Yesterday in my OPD, I saw a youngster Nikhil aged 19, a 1st year Computer science engineering college student brought by his parents. On presentation Nikhil came across as being extremely happy and super confident. As he spoke it became evident he was in his own world, communicating with Martians who were helping him write a code which would alleviate poverty from the world once and for all.

The idea though noble - Did not come across as practical and feasible and downright science fiction. On further enquiry his parents informed Nikhil over the past few weeks had changed. Initially, he came across as being more friendly, open, engaging in conversations with which his parents were pleasantly happy for good as Nikhil had always been a shy individual. They were taken back a little when the iphone and other stuff was delivered for which he had paid with his credit card. Things took a turn for the worst when his mother discovered weed in his room and spiralled out of control for the last two days as Nikhil had not slept for the last two days, was constantly blabbering and was constantly on his laptop engaged in his coding.

Welcome to the world of bipolar disorder. It is a serious mental illness that affects approximately 1 out of a 100 individuals. So, it's not that uncommon. A lot of famous personalities have had it especially in the creative world, including Sinead O’Conner, Maria Carey, Jean Claude van Damme, Catherine Zeta Jones, Winston Churchill to our own Yo Yo Honey Singh.

So what are the symptoms of Bipolar disorder?

There are different types of this disorder depending on how severe the symptoms are or how long they last. The mood changes can sometimes happen very rapidly within hours or days. For some people, the mood symptoms are less severe. In between the highs and lows, there are usually ‘normal’ periods that can last for weeks or months. However, for some people, especially when they have had the disorder from some time, these periods of ‘normalcy’ can be shorter or difficult to see.

Below is a list of the sort of symptoms that can occur in each type of episode. One needs to have several symptoms at the same time for at least several days.

Symptoms that can occur during a ‘high’ or manic episode

  • Feeling incredibly happy or ‘high’ in mood
  • Very excited feeling
  • Irritable talking too much
  • Racing thoughts
  • Increased activity and restlessness
  • Difficulty in concentrating
  • Constant changes in plans
  • Over confidence and inflated ideas about yourself or your abilities
  • Decreased need for sleep
  • Not looking after yourself
  • Increased sociability or over-familiarity
  • Increased sexual energy
  • Overspending of money or other types of reckless or extreme behaviour

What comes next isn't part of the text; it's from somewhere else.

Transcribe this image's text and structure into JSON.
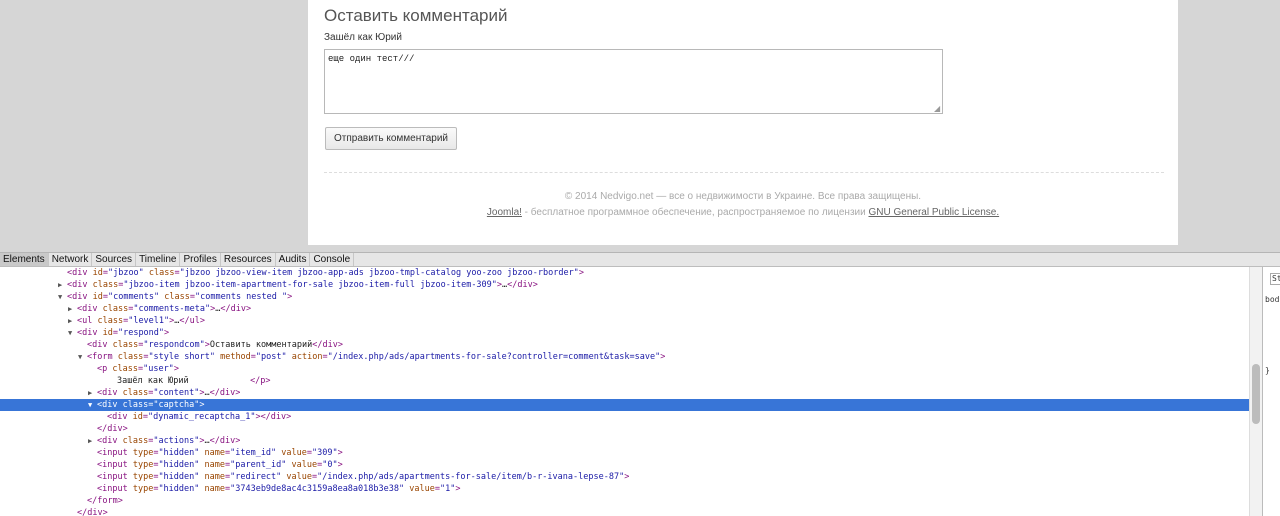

Hypomania is a milder form of mania (less severe and for shorter periods). During these periods people can feel very productive and creative and so see these experiences as very positive and valuable. However, hypomania, if left untreated, can become more severe, and may be followed by an episode of depression. At the extreme end, some people also develop ‘psychosis’.

Symptoms that can occur during a depressive episode 

  • Feeling very sad most of the time
  • Decreased energy and activity
  • Not being able to enjoy things you normally like doing
  • Lack of appetite
  • Disturbed sleep
  • Thoughts of self-harm or suicide

On the milder end, one may just feel sad and gloomy all the time. Here too, at the extreme end, some people can develop psychosis where one loses touch with reality and starts experiencing and believing in things which are not real.

Symptoms that can occur during a mixed episode

A mixture of both manic and depressive symptoms at the same time.

So, what can one do about it?

The first and foremost thing is to recognise that things are not alright either at your end or at someones whom you know. Seeking appropriate treatment is extremely important as well as keeping the individuals and others safe during the illness. Then comes “psychoeducation” where the individual and family learn to recognise early warning signs of the illness and are able to seek help at the appropriate time before things spiral out of control.

Making appropriate changes to one's lifestyle is very important as for eg lack of sleep,increased exposure to stress - personal, professional, financial are known precipitating factors. Am sure with time Nikhil will be able to not only get better and get along with his normal life, stay away from harmful things eg weed but also contribute gainfully to himself, his family and the society at large.